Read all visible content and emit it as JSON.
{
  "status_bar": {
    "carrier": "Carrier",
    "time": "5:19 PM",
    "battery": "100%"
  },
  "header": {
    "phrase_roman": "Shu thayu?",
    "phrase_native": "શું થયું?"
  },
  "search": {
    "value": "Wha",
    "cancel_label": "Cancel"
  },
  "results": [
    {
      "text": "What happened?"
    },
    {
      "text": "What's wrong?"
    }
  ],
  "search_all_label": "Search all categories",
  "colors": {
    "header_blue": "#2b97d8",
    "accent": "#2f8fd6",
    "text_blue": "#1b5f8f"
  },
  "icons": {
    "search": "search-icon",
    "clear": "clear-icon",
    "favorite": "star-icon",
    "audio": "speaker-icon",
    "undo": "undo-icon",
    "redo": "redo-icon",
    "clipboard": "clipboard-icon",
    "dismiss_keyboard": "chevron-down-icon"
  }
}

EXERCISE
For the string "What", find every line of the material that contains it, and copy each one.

ANSWER FOR THIS EXERCISE
      "text": "What happened?"
      "text": "What's wrong?"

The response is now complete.